Pakistan on Monday assured that the trial against the accused in Mumbai attacks would conclude soon and expressed confidence that they would be convicted. “The trial is on fast track and the accused have exhausted all their rights to get bail and get the FIRs cancelled. We expect the trial will be concluded in the coming months. My friends from India must realise that once the battle goes to court, it no longer remains in the control of the prosecution, administration or the government. The kind of credible evidence we have put forward, we will get conviction and that is what we want,” Interior Minister Rehman Malik told a delegation of visiting journalists here.
Pakistan had also sought all the statements made by the lone surviving gunman Ajmal ‘Kasab' to make the case foolproof against one of the accused and Lashkar-e-Taiba leader, Zaki ur Rehman Lakhvi.
Mr. Malik offered to visit India to meet his counterpart P. Chidambaram to discuss further anti-terrorism measures. He hoped that an opportunity for interaction would arise during the meeting of SAARC Home Ministers which was postponed but could now be held here in June.
The Minister said investigators had prepared the response to the two dossiers submitted by India during the meeting of Foreign Secretaries in New Delhi in February. These would be formally submitted to New Delhi in the coming weeks.
Instead of a third country persuading the two countries to hold talks, Mr. Malik wanted both countries to resume wide-ranging talks. Even if the Indian leadership was wary of reopening dialogue, Pakistan would continue with the trial of the Mumbai attacks accused and continue with efforts to nab more than 15 who had been declared proclaimed offenders.
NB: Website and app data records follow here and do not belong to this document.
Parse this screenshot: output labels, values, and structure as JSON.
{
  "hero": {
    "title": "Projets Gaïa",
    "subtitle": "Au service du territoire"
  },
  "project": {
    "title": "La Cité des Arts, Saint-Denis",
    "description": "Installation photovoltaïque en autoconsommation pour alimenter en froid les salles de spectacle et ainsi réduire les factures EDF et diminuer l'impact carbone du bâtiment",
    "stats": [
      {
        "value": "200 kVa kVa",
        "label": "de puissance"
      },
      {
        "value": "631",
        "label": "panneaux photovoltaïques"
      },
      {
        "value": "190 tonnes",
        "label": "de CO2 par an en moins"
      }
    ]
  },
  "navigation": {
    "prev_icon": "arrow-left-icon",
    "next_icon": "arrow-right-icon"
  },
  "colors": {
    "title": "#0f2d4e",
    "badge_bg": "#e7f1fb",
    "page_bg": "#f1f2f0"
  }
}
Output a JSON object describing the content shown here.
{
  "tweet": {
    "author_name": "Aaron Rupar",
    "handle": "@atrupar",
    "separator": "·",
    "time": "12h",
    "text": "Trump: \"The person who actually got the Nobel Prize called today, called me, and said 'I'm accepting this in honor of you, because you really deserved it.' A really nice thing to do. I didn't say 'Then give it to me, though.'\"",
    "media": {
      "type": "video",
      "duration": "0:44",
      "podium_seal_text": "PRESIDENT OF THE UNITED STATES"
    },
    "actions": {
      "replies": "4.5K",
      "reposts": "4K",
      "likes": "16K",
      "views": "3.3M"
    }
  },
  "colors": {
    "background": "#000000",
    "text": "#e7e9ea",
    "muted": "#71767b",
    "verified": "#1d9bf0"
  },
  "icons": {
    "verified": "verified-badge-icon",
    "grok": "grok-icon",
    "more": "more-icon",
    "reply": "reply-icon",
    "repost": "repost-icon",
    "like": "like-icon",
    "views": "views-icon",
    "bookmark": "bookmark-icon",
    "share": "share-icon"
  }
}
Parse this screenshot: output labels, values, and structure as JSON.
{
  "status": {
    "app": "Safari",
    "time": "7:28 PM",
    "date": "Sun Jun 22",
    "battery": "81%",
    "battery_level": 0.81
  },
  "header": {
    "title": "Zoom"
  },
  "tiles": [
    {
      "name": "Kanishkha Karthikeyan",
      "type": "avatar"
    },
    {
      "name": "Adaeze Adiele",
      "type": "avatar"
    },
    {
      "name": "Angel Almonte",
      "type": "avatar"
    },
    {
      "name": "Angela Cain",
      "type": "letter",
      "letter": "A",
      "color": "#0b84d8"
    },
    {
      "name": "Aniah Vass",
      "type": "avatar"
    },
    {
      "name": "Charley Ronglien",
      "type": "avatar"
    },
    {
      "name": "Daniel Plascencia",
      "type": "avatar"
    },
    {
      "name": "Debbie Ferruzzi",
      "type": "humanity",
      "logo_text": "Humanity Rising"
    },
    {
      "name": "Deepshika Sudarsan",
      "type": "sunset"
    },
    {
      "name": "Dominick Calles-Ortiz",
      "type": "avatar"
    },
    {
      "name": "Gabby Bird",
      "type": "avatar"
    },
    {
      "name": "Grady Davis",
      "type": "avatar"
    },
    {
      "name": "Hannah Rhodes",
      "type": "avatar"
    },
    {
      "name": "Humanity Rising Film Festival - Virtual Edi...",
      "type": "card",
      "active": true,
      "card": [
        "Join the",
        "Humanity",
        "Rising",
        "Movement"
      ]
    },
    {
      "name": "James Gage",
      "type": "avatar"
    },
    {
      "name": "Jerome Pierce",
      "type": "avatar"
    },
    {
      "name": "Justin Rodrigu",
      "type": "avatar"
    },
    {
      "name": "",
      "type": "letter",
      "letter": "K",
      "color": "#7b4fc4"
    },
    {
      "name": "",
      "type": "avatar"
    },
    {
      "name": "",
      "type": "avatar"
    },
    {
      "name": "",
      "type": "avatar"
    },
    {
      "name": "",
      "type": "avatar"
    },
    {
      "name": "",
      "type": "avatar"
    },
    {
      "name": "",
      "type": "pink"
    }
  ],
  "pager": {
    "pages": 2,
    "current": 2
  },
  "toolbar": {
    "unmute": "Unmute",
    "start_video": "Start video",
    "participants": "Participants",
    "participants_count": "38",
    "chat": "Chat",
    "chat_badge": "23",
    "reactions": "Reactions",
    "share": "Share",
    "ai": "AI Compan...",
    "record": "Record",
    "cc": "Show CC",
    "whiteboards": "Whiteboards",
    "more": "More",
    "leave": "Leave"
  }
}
Asked about the slow pace of the trial initially, Mr. Malik clarified that “once upon a time” the evidence was not sufficient. But with the combination of the information received from India and the evidence developed in Pakistan, “we now have credible information.”
Mr. Malik was hopeful that ‘Kasab' would be handed over to Pakistan after his trial was completed in India. Pakistan was also hoping for India to meet its request for full information on the Samjhauta Express blast. “The allegations against the ISI for the Samjhauta Express blasts have not been good for our image. May be the Research and Analysis Wing or a non-state actor acted on its own.”
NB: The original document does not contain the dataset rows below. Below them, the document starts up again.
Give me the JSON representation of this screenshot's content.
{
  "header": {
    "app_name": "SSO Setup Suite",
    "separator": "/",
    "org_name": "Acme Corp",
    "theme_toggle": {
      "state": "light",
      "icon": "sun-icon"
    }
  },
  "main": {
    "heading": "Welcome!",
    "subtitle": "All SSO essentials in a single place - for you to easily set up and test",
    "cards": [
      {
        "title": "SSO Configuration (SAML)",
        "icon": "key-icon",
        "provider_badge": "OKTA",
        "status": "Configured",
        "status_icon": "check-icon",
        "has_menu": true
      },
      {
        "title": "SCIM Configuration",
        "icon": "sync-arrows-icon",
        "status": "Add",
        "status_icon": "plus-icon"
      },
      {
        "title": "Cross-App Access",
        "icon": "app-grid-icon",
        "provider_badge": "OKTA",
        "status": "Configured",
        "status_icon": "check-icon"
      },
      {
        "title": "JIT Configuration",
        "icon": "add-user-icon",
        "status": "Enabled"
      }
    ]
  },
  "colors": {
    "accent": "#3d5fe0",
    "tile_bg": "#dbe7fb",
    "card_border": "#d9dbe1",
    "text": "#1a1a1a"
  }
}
On Baluchistan, Mr. Rehman said Pakistan had received credible signals of Indian involvement.
“Let us be friends and brothers. Let us sort out security issues once and for all. This is essential to ensure peace and stability in Iran, Pakistan and India,” he said.